But according to Curtis, open drug taking and drinking is discouraged, with people being asked to keep liquor bottles and drugs and their paraphernalia in lockers.
Nicloux says that clients work around that by drinking alcohol or hand sanitizer from paper cups, and that drug dealers drop in and out of the shelter all day long.
Harm reduction advocates say no-barrier formats meet people where they’re at, but Nicloux says it’s actually “keeping people where they are at.” She says people are enabled and made helpless and dependant.
She says the shelter only serves to re-colonize indigenous peoples and that it merely institutionalizes them again.
No path to recovery
Nicloux said that people at the shelter tell her, “We can’t get sober here. There’s no point in even trying.”
Amson thinks that higher-ups in the system don’t realize that people can’t recover around people who are using.
“If they really did [know this], why would they be doing what they’re doing? You need to demonstrate that you get that, and that some people don’t want to be addicted,” he said. “And there has to be a venue or a stream or way out of that.”

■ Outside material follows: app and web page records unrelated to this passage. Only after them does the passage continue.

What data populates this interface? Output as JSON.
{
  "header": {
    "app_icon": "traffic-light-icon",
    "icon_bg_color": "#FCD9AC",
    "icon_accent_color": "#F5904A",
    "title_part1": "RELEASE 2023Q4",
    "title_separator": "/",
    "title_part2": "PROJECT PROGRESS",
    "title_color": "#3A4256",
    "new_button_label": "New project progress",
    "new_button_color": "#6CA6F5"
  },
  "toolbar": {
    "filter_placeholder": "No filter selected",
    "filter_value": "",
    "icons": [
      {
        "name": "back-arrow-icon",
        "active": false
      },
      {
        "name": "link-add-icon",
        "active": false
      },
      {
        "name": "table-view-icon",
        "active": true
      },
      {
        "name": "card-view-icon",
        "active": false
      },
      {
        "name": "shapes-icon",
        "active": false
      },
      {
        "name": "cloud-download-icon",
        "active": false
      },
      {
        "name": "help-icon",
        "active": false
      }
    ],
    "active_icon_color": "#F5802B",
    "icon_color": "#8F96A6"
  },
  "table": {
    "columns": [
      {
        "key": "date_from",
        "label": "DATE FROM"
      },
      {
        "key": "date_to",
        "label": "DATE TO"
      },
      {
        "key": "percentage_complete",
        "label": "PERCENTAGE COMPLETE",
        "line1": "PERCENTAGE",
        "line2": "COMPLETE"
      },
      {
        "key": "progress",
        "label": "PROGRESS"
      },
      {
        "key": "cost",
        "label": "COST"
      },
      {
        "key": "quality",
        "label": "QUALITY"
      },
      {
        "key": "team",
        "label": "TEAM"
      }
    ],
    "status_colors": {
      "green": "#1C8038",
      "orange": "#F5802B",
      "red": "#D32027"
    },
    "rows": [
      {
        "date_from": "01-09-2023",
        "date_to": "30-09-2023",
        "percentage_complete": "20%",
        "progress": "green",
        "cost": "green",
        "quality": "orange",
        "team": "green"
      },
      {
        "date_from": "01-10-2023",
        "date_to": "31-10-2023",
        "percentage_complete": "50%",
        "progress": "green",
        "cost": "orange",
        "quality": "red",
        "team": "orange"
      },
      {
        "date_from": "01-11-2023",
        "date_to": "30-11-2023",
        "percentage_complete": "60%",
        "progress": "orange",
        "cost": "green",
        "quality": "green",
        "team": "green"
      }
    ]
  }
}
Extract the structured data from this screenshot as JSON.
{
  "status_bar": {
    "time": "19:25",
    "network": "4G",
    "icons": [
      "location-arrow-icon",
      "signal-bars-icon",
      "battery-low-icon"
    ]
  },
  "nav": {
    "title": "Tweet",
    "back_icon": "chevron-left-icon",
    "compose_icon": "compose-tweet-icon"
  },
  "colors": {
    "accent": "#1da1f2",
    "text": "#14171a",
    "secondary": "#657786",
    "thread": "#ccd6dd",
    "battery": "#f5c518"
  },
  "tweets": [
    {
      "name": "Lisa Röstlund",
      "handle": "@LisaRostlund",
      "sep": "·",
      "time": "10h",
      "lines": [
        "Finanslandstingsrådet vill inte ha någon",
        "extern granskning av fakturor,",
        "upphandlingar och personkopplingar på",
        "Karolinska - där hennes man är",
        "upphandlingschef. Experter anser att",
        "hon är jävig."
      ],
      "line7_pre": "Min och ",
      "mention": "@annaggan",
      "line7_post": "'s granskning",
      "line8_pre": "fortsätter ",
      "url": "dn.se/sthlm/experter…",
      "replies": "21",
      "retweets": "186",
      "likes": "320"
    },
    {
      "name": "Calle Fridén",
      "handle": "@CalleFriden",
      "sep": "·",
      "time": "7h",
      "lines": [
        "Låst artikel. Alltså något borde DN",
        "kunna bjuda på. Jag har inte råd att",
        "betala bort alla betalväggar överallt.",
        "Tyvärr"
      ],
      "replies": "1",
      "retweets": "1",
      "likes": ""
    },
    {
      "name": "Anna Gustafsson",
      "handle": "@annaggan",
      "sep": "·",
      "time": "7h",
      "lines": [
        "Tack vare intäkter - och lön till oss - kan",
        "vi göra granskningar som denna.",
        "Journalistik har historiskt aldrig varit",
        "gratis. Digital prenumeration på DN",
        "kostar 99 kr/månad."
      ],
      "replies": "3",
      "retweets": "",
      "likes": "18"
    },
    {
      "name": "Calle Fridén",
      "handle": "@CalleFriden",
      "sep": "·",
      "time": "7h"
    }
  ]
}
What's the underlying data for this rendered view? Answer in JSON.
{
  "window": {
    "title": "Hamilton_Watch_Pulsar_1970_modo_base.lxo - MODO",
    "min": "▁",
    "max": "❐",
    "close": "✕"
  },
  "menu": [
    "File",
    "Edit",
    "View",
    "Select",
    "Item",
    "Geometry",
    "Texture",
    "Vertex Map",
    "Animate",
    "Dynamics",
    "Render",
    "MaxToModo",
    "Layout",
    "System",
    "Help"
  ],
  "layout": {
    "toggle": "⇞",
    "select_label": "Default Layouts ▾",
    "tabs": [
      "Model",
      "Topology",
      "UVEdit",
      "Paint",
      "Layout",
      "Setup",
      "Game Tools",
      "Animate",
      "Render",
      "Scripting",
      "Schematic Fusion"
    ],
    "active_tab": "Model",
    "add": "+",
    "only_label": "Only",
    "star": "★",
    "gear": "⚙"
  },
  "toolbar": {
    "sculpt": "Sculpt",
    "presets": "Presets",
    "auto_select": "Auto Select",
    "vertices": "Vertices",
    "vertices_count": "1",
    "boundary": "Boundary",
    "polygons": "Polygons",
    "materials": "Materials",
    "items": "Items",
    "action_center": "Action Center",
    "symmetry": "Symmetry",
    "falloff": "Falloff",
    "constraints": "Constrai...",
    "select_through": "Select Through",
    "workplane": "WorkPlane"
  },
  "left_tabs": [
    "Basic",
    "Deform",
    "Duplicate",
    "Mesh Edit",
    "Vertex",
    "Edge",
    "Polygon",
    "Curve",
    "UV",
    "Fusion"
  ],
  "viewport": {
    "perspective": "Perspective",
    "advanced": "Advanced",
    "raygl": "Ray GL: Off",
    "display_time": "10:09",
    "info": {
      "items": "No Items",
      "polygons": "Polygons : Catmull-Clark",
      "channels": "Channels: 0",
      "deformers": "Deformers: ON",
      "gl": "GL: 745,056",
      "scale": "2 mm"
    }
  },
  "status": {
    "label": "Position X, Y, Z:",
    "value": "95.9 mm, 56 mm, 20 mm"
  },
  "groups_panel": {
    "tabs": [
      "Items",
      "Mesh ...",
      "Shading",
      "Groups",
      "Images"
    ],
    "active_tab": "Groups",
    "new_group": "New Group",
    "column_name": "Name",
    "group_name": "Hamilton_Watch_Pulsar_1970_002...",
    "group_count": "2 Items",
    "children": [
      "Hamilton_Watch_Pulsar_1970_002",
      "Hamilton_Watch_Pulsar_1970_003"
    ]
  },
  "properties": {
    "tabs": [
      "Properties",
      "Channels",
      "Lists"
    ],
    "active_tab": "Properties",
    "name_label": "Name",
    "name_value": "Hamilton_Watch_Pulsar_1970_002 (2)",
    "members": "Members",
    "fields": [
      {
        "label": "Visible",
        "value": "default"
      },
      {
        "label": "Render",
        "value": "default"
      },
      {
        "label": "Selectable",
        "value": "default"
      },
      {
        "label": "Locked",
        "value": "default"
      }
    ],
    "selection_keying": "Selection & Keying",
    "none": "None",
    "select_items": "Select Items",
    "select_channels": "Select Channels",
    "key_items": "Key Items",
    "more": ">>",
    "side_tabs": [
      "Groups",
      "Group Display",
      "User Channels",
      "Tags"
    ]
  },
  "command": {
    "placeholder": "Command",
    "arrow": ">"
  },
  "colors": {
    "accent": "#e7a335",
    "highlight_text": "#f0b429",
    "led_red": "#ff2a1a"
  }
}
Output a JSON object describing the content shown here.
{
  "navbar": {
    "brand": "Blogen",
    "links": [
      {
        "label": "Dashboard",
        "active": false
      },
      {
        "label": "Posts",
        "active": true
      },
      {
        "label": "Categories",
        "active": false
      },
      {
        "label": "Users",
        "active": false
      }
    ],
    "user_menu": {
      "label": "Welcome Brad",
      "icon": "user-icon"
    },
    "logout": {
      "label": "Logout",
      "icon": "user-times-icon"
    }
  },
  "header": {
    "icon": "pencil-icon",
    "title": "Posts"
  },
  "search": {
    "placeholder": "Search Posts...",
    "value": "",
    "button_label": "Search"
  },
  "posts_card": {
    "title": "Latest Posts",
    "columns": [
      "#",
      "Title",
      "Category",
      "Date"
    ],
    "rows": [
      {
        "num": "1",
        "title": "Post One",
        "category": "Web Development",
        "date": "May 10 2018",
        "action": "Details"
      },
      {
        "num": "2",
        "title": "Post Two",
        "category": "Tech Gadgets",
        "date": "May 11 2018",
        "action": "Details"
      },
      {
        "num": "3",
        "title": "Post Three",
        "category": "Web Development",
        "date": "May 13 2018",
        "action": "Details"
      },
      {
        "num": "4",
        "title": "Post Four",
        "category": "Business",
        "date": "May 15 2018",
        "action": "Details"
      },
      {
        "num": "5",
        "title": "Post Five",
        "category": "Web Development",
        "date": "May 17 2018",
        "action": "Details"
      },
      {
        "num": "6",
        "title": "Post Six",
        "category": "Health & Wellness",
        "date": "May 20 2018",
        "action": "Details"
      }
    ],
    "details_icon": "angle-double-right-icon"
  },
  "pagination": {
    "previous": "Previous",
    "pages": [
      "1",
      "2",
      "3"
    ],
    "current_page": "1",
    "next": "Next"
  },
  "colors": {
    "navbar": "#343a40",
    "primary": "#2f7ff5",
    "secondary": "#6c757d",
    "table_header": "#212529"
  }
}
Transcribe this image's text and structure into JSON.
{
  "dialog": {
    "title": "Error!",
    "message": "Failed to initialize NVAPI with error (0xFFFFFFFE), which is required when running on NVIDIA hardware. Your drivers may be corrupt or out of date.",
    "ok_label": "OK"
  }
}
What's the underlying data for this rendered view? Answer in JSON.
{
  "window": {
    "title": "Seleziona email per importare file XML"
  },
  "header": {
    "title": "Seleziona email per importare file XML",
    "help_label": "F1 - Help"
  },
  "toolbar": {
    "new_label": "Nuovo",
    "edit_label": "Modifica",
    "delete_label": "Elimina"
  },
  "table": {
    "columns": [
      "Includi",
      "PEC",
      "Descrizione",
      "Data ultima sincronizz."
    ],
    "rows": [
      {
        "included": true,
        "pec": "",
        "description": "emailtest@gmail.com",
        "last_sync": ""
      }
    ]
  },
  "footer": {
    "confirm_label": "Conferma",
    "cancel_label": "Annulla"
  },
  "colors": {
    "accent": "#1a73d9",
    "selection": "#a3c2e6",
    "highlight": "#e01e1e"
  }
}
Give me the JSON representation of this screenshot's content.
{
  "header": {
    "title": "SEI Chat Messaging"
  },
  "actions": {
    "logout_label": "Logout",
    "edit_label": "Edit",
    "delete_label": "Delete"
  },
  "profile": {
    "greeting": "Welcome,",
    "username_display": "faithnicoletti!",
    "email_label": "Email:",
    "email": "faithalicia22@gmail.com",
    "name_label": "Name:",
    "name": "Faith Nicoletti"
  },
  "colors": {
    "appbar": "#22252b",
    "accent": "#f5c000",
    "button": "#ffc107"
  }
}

Kate Mechan, Safe At Home’s executive director, confirmed on June 6 that there are no places for people to be housed in sober environments, even after a detox stint or after treatment, unless they can secure something in the private sector.
High rents and low shelter allowances for social assistance make it difficult to access those private sector options.
Curtis too, when asked, could not say where in the government system there is a place to live for people wanting to be safe and sober.
The Cornerstone project, which is filling 45 affordable units downtown by June 15, will have a sober floor.
Gillian Hardie, executive director of Opportunities Yukon, said the alcohol- and drug-free floor was requested by tenants themselves. It will not be officially sanctioned or enforced, but it demonstrates that there is a demand. But anyone wanting to get in will have to wait. The building is full and there are 125 people on the wait list, with only 12 units on the sober floor.
Meanwhile, Curtis said that people at the shelter have to wait for beds at Mental Health and Substance Use’s withdrawal services the same as anyone else. After detoxing, a person without a home would have to return to the shelter to wait for access to residential treatment. Sometimes community people, after detoxifying at the hospital, return to the shelter as their only place to stay as well.
“I suspect it can be challenging for them,” Curtis said.
Amson explains, “If you put people that have a desire to get sober with the people that have no intention of getting sober — they’re like oil and water. It doesn’t mix. You’re in different places, mentally, physically, spiritually.
“At some point, those that really want to change are going to need a different stream.”
This item reprinted with permission from Yukon News, Whitehorse, Yukon